The effects of transfection reagent polyethyleneimine (PEI) and non-targeting control siRNAs on global gene expression in human aortic smooth muscle cells.


PMID 26728506

Abstract
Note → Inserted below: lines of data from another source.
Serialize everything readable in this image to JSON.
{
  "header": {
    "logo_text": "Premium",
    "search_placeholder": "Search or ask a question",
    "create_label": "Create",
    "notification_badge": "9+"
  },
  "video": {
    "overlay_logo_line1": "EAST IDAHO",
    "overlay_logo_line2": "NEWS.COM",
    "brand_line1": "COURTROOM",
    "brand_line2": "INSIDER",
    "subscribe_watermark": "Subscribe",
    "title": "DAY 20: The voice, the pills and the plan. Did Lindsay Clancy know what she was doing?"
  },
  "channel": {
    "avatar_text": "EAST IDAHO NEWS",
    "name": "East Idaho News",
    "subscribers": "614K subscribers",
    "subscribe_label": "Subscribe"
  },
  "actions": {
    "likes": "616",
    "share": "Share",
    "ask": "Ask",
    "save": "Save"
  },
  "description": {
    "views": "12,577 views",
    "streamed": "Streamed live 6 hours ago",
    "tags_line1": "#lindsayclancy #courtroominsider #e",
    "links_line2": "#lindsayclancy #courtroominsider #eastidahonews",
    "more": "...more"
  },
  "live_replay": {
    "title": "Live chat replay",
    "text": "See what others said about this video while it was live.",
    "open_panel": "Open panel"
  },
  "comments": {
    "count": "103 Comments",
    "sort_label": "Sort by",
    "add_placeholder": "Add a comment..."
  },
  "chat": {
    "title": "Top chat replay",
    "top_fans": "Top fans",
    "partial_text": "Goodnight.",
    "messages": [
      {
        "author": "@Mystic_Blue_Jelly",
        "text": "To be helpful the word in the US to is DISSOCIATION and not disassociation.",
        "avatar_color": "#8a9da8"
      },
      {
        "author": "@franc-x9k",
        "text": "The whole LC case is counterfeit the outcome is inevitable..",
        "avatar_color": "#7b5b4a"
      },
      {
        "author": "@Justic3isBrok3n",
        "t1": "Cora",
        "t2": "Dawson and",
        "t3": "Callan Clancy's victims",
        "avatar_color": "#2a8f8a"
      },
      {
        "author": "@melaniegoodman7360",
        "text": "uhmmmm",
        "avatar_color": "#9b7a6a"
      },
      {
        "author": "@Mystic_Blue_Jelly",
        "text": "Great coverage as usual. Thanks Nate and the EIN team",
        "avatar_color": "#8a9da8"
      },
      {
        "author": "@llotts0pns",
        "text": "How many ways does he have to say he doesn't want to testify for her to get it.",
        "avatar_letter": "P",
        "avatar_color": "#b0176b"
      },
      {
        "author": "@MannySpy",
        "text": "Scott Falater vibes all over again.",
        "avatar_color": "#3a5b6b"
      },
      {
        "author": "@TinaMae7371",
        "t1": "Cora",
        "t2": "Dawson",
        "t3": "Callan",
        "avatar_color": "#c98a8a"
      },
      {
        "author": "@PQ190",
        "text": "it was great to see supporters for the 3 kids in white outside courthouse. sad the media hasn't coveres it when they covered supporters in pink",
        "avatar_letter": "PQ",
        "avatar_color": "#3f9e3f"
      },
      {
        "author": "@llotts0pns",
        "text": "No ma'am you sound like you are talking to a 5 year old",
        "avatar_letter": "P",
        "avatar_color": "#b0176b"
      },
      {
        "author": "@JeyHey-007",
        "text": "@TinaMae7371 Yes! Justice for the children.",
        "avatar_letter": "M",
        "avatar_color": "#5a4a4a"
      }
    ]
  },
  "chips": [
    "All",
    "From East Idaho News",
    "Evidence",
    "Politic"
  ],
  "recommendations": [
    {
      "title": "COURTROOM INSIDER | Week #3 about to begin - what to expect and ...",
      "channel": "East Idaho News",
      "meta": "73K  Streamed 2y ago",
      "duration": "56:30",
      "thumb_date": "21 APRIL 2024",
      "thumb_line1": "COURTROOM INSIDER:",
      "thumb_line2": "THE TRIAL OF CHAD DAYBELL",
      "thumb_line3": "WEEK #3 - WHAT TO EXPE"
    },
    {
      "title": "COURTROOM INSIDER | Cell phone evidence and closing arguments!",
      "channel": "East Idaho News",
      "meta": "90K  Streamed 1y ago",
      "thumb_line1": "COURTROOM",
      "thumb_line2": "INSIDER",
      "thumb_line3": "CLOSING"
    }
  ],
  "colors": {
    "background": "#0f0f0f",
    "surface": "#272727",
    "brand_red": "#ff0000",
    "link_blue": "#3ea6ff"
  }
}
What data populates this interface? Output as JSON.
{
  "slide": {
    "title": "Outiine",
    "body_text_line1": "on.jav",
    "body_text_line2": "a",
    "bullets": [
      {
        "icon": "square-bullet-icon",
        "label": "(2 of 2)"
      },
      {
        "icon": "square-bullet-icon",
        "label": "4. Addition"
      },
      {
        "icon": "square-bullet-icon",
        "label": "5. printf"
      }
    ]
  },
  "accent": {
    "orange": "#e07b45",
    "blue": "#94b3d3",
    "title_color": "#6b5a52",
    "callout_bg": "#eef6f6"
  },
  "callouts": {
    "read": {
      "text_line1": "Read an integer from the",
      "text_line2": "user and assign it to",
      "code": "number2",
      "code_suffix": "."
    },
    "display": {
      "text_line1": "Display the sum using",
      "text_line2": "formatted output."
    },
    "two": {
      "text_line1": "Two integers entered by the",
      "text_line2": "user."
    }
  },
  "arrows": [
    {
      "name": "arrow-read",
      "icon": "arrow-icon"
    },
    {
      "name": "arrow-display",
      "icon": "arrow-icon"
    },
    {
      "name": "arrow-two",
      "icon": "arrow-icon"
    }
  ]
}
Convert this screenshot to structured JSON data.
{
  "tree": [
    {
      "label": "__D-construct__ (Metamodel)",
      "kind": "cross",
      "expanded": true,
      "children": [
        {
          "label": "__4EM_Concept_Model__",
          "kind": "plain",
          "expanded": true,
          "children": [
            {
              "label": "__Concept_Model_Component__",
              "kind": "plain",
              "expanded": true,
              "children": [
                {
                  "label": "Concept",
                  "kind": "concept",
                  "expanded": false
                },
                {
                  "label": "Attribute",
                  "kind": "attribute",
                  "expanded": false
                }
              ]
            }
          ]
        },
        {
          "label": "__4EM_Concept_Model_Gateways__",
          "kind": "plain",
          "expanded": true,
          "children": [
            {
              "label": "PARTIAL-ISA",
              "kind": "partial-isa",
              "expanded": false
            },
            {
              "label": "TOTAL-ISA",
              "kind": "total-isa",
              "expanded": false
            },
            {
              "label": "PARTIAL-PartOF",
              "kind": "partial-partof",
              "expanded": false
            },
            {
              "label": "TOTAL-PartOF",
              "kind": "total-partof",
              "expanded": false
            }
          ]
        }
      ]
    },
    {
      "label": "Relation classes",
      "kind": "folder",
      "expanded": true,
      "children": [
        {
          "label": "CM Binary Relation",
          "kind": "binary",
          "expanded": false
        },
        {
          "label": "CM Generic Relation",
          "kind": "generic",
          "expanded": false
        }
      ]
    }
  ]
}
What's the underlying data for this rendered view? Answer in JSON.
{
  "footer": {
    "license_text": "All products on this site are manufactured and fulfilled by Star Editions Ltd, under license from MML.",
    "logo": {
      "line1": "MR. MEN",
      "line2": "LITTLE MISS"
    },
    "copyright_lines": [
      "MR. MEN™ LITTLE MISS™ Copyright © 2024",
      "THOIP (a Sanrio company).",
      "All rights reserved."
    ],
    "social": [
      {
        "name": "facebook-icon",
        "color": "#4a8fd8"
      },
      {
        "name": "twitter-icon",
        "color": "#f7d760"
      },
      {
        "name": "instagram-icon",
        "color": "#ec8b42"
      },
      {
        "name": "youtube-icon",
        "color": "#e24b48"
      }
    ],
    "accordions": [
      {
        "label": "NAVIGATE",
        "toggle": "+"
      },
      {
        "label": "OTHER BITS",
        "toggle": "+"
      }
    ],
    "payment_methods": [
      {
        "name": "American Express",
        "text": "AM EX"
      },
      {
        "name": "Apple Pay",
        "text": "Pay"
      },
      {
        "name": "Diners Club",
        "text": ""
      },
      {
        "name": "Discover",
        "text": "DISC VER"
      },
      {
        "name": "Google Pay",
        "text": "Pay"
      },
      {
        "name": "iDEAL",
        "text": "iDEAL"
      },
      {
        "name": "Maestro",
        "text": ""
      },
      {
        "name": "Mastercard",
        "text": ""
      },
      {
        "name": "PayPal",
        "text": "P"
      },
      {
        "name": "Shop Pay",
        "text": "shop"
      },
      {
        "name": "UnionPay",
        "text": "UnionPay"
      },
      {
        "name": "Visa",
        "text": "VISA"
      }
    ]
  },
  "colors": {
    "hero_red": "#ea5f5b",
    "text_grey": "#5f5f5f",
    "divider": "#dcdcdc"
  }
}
RNA interference (RNAi) is a powerful platform utilized to target transcription of specific genes and downregulate the protein product. To achieve effective silencing, RNAi is usually applied to cells or tissue with a transfection reagent to enhance entry into cells. A commonly used control is the same transfection reagent plus a "noncoding RNAi". However, this does not control for the genomic response to the transfection reagent alone or in combination with the noncoding RNAi. These control effects while not directly targeting the gene in question may influence expression of other genes that in turn alter expression of the target. The current study was prompted by our work focused on prevention of vascular bypass graft failure and our experience with gene silencing in human aortic smooth muscle cells (HAoSMCs) where we suspected that off target effects through this mechanism might be substantial. We have used Next Generation Sequencing (NGS) technology and bioinformatics analysis to examine the genomic response of HAoSMCs to the transfection reagent alone (polyethyleneimine (PEI)) or in combination with commercially obtained control small interfering RNA (siRNAs) (Dharmacon and Invitrogen). Compared to untreated cells, global gene expression of HAoSMcs after transfection either with PEI or in combination with control siRNAs displayed significant alterations in gene transcriptome after 24 h. HAoSMCs transfected by PEI alone revealed alterations of 213 genes mainly involved in inflammatory and immune responses. HAoSMCs transfected by PEI complexed with siRNA from either Dharmacon or Invitrogen showed substantial gene variation of 113 and 85 genes respectively. Transfection of cells with only PEI or with PEI and control siRNAs resulted in identification of 20 set of overlapping altered genes. Further, systems biology analysis revealed key master regulators in cells transfected with control siRNAs including the cytokine, Interleukin (IL)-1, transcription factor GATA Binding Protein (GATA)-4 and the methylation enzyme, Enhancer of zeste homolog 2 (EZH-2) a cytokine with an apical role in initiating the inflammatory response. Significant off-target effects in HAoSMCs transfected with PEI alone or in combination with control siRNAs may lead to misleading conclusions concerning the effectiveness of a targeted siRNA strategy. The lack of structural information about transfection reagents and "non coding" siRNA is a hindrance in the development of siRNA based therapeutics.